So democracy may not be the best system of government. However, human genius has not invented anything better. Therefore we have to keep working at it to perfect its imperfections.

The continuing tragedy in Darfur makes clear the need for democratic governance. If their government treated all Sudanese as equal citizens with the same rights and obligations, the impunity with which one section of the community can kill or exterminate another section would not have risen. If the Government of Sudan is one that cares about its people, it will not be aiding and abetting these sectarian killings and hate campaigns.

Furthermore, if there are reasonable hopes for those who desire a change of government in Khartoum (as a means of effecting policy changes), then a resort to arms could have been avoided. This is not in defence of violent changes but a restatement of the old dictum: “Those who make peaceful changes impossible make violent change inevitable”.

However, we have had too many bitter and painful experiences of many pretenders to power and false messiahs, offering themselves and their rebel groups as liberators, only to become worse than those they claim they had come to liberate people from.

Therefore, as we rightly criticise the Government of Sudan for abdicating its responsibility to defend all its citizens and maintain the rule of law, we should also look critically at the rebels, their promises, their actions and what alternative vision of society beyond becoming the 'new bosses' they are offering.

Talks between the government and the Darfur rebels are due to begin in two weeks in Abuja under the auspices of President Olusegun Obasanjo who is both Chair of the Peace and Security Council and the African Union.
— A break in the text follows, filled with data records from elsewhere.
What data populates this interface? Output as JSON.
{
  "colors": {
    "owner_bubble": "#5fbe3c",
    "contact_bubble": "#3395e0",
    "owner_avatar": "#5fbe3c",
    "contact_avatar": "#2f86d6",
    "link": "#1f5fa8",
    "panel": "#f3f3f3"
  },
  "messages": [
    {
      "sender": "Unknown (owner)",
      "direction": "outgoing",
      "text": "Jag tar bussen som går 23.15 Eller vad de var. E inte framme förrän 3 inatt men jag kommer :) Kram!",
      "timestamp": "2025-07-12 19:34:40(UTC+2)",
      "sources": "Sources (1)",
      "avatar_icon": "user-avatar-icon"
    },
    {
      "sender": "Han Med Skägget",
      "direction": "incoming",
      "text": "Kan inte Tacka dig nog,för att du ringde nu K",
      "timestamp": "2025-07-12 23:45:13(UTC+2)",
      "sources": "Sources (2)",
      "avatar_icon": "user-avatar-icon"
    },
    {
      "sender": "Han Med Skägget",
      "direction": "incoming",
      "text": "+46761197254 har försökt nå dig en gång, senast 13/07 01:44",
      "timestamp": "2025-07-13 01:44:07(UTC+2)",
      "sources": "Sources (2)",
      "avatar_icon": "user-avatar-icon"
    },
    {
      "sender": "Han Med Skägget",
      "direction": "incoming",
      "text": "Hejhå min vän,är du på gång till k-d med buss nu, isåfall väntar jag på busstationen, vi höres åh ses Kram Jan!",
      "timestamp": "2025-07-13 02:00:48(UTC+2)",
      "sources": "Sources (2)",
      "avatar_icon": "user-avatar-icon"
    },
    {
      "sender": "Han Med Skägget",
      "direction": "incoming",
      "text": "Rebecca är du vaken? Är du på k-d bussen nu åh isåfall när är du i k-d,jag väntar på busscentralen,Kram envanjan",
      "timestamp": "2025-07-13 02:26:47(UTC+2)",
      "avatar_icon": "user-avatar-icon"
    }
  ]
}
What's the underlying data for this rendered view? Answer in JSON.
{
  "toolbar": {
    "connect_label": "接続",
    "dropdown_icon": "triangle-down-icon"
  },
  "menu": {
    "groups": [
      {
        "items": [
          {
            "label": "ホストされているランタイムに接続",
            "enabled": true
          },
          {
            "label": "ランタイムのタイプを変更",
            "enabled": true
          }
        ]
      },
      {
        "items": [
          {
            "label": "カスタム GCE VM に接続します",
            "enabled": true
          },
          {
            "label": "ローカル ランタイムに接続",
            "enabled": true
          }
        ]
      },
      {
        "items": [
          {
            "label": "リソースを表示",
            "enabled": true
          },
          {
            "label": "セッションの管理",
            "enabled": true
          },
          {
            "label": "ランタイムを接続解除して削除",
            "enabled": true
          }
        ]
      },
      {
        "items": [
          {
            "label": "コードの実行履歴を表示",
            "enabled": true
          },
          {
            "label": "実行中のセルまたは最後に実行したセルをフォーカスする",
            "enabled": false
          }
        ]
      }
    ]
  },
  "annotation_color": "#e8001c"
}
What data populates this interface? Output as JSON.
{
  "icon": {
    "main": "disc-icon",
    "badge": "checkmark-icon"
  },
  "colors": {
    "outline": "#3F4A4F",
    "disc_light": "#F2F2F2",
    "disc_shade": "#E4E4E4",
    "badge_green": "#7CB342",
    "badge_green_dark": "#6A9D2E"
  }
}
The SPLA and JEM have both said they would attend after failing to show up in a previous AU-brokered talks in Addis.

That time many observers suggested that their boycott ostensibly because the Government of Sudan was not giving in to a six-point demand by the rebels was largely due to listening too much to their key regional ally, Eritrea, which has a very frosty relationship with Ethiopia and its arrogant President, Afwerki, who has not many friends in the Union. It was a mistake on the rebels’ part because it left Sudan a field day to portray them as belligerents.

The Sudan Government is very good at showing itself as a victim of conspiracies. They play whatever music suits the ears of their audience. In AU circles, they play up Pan-Africanism and the anti-imperialist card.

At the same time, they are arming one section of Africans in their country to exterminate another set of Africans! When they are in the Arab League or the OIC, they play to Arabism and Islam. It is not surprising that the recent Arab League meeting came out in support of Khartoum and was making a plea for more time for Sudan to comply with the deadline of the end of this month.

Why should the government have more time to continue to kill its citizens?

And they have a baby face foreign minister, well-spoken Dr Mustafa Ismail, to sell their bad case diplomatically and politically.

I first met the urbane dentist in early 1994. I had gone to persuade the Government of Sudan to attend the 7th Pan-African Conference in Kampala. They had been very suspicious of our efforts largely due to the bad relationship between Kampala and Khartoum and mutual interference in each other’s affairs. Khartoum was not happy that John Garang and the SPLA were being given prominent platforms in the Congress.

Mustafa was fronting for one of Turabi’s organisations then as general-secretary of the Committee for International Friendship with Peoples and also minister of state at the Presidency. On arrival, he met our delegation on the tarmac and led us to the VIP room where he broke the news of the President having departed the same day for some emergency IGADD meeting. I was disappointed because I had only 36 hours and could not wait for the president to come back.

The doctor allayed my fears by saying ‘Don’t worry. As long as Dr Hassan Turabi agrees, there will be no problem.’ Turabi is today in detention; Bashir is holding hands with Garang; Kampala and Khartoum have restored diplomatic relations and my good friend, Mustafa, has changed masters without anyone noticing!